Monday, May 16, 2011


Bloomberg highlighted a trend that I think will continue for some time, until pricing of college tuition drops significantly.  The article reports that a recent survey of parents suggests that they feel strongly that higher education is not providing good value.

I've lamented for a long time that the notion that EVERYONE needs to go to college is simply a disaster. 

First, not everyone needs go to college.  The idea that a client service representative in a call center needs to have a college education to do account maintenance on your Sprint phone bill is laughable.    Yes, high quality phone talent is wonderful, but there are bright teens and twenty somethings that can do this without having to endure the rigor or financial cost of 4 or 5 or 6 years of undergraduate education.

Second, not every student that goes to college has the skill set to actually achieve the goal.  In other words, they don't have what it takes.  There are a few things that happen if a student just isn't cut out for it to make it through their time. 
A)  They drop out at a significant cost of their time and money
B)   They overwhelm the system and require professors to dumb down their material (public school system anyone?)
C)  They make it through and somehow earn their way but learn nothing and frankly have a piece of paper that is really a piece of crap.

Third, the ranks of those going to college creates a tidal wave of applicants that makes demand too large for the system.  Due to this we have seen for-profit colleges arise and more importantly we've seen tuition costs for higher education at public and private institutions sky-rocket well above regular inflation.  When there is too much demand, it pushes prices higher.

Fourth, there would be no excess demand if college expense loans were not so prevalent and/or backed by the US government.  The government's interference in this space all but guarantees their will be too much demand, there will be fraud, and there will be many people hurt by the availability of money and credit to fund a college education.

As a student that paid for my undergrad and graduate studies on a cash basis via waiting tables and bartending I was able to make it through without any loans.   Given the huge rise in costs, I know that I'd probably be successful trying to repeat that feat because I have a tenacious spirit and am absolutely against having debt that would start me off in a hole.  Having said that, I am not sure I could do it as easily with the cost of tuition and expenses in today's world.

I will admit that college educations allow for professionals to earn about $20,000 more a year than those that don't attend college.  Well guess what?  They should.  But I would tender that those same kids that don't go to college or shouldn't go to college should end up in some vocational program or apprenticeship.  If you don't think that can be lucrative, just have a plumber or electrician come to your house.  My goodness, if I didn't love what I did so much I could make a great case for entering in a profession that could bill $325.00 an hour!  My attorney doesn't make that, nor do many of my physician clients!

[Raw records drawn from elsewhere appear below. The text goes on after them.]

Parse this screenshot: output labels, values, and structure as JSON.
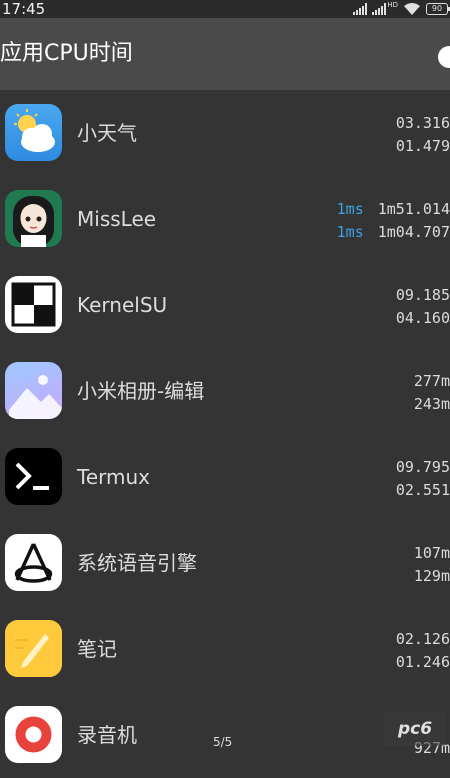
{
  "status_bar": {
    "time": "17:45",
    "network_label": "HD",
    "battery": "90"
  },
  "header": {
    "title": "应用CPU时间"
  },
  "apps": [
    {
      "name": "小天气",
      "icon": "weather-icon",
      "extra": "",
      "time1": "03.316",
      "time2": "01.479"
    },
    {
      "name": "MissLee",
      "icon": "girl-avatar-icon",
      "extra": "1ms",
      "extra2": "1ms",
      "time1": "1m51.014",
      "time2": "1m04.707"
    },
    {
      "name": "KernelSU",
      "icon": "checker-icon",
      "extra": "",
      "time1": "09.185",
      "time2": "04.160"
    },
    {
      "name": "小米相册-编辑",
      "icon": "gallery-icon",
      "extra": "",
      "time1": "277m",
      "time2": "243m"
    },
    {
      "name": "Termux",
      "icon": "terminal-icon",
      "extra": "",
      "time1": "09.795",
      "time2": "02.551"
    },
    {
      "name": "系统语音引擎",
      "icon": "voice-engine-icon",
      "extra": "",
      "time1": "107m",
      "time2": "129m"
    },
    {
      "name": "笔记",
      "icon": "notes-icon",
      "extra": "",
      "time1": "02.126",
      "time2": "01.246"
    },
    {
      "name": "录音机",
      "icon": "recorder-icon",
      "extra": "",
      "time1": "",
      "time2": "927m"
    }
  ],
  "page_indicator": "5/5",
  "watermark": "pc6",
  "colors": {
    "background": "#343434",
    "header": "#4a4a4a",
    "accent_blue": "#3ba2e8"
  }
}
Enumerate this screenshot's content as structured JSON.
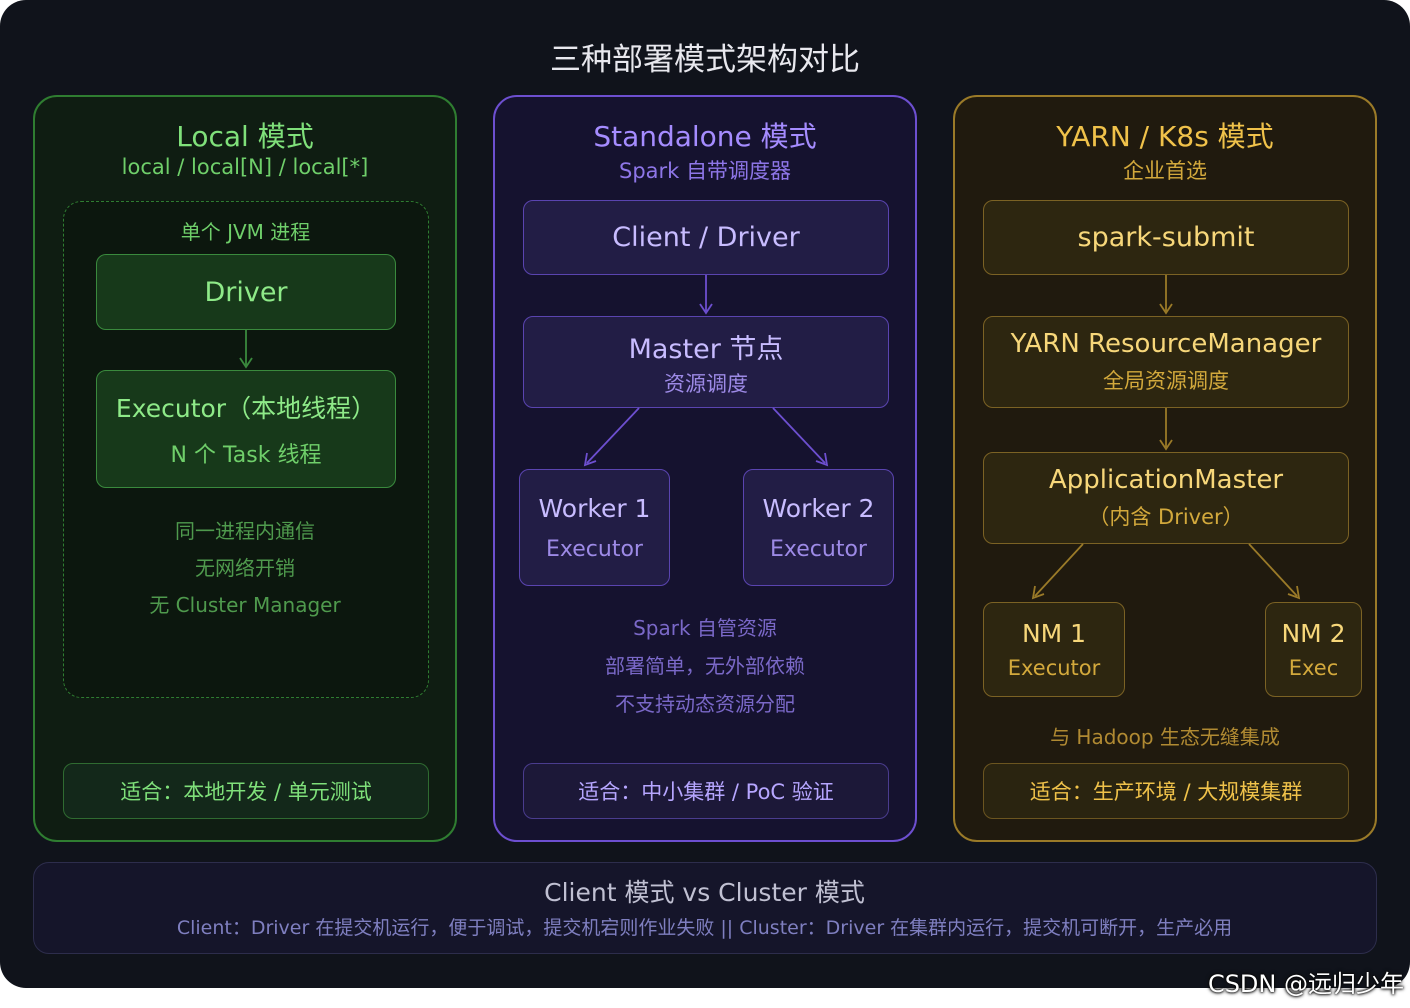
{
  "title": "三种部署模式架构对比",
  "local": {
    "header": "Local 模式",
    "subheader": "local / local[N] / local[*]",
    "jvm_label": "单个 JVM 进程",
    "driver": "Driver",
    "executor": "Executor（本地线程）",
    "executor_sub": "N 个 Task 线程",
    "notes": [
      "同一进程内通信",
      "无网络开销",
      "无 Cluster Manager"
    ],
    "fit": "适合：本地开发 / 单元测试",
    "color": "#7fe07a"
  },
  "standalone": {
    "header": "Standalone 模式",
    "subheader": "Spark 自带调度器",
    "client": "Client / Driver",
    "master": "Master 节点",
    "master_sub": "资源调度",
    "workers": [
      {
        "name": "Worker 1",
        "sub": "Executor"
      },
      {
        "name": "Worker 2",
        "sub": "Executor"
      }
    ],
    "notes": [
      "Spark 自管资源",
      "部署简单，无外部依赖",
      "不支持动态资源分配"
    ],
    "fit": "适合：中小集群 / PoC 验证",
    "color": "#a58cff"
  },
  "yarn": {
    "header": "YARN / K8s 模式",
    "subheader": "企业首选",
    "submit": "spark-submit",
    "rm": "YARN ResourceManager",
    "rm_sub": "全局资源调度",
    "am": "ApplicationMaster",
    "am_sub": "（内含 Driver）",
    "nms": [
      {
        "name": "NM 1",
        "sub": "Executor"
      },
      {
        "name": "NM 2",
        "sub": "Exec"
      }
    ],
    "note": "与 Hadoop 生态无缝集成",
    "fit": "适合：生产环境 / 大规模集群",
    "color": "#f0c24a"
  },
  "compare": {
    "title": "Client 模式 vs Cluster 模式",
    "text": "Client：Driver 在提交机运行，便于调试，提交机宕则作业失败 || Cluster：Driver 在集群内运行，提交机可断开，生产必用"
  },
  "credit": "CSDN @远归少年"
}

This makes we absolutely laugh and cry at the same time.  Texas Governor Rick Perry recently proposed that the Texas Legislature attempt to find ways to make a 4 year degree cost around $10,000.  I think this is a responsible approach and a necessary one.  With the advent of virtual classrooms and electronic distribution of materials, why would it cost a student over $37,000 for a four year degree in Texas (not including room and board)? 

So what is the response from Texas Alumni Director Bill McCausland? -
"If you strive to make the University of Texas (at Austin) the No. 1 public school in the country, I don't think a dramatic increase in enrollment or reducing tuition are the steps necessary to get us to that. They seem to counter it," Bill McCausland, interim executive director of the UT Ex-Students' Association, told the American-Statesman."

Is this guy a clown or what?!  This quote doesn't highlight the rest of his statement where he goes on to say that making costs more affordable and also making virtual teaching and classes available would "lessen or cheapen" the college campus experience.  This is the garbage that kills me!  The "college experience" is fine if that is what you want to pay for, but it frankly is just a joy ride and a waste of the student's money or their parent's money.  I want to be able to provide a degree, not a keg party for my kids.  (Yes, I provided many keg parties for myself back in the day and it didn't help me achieve anything good in my life).

If you are reading this and think that I'm of two minds that I favor reducing college costs and limiting the amount of people getting access to college, you are right on track.  They are not mutually exclusive (meaning that just because tuition costs less I believe more people should come), no I actually advocate a reduction in costs and a limiting of the amount of people that do college. 

As I wrapped up undergrad it was obvious to me that I was competing with everyone in my job that had a degree.  In answer to that I immediately enrolled in grad school.  The point here is that now that everyone has a degree you must immediately go further to stand out and be special.  This reminds me of the quote from Syndrome in the Incredibles.  "When everyone is special, no one will be".  We've effectively cheapened the value of the college education where everyone can get a degree, now they are worthless.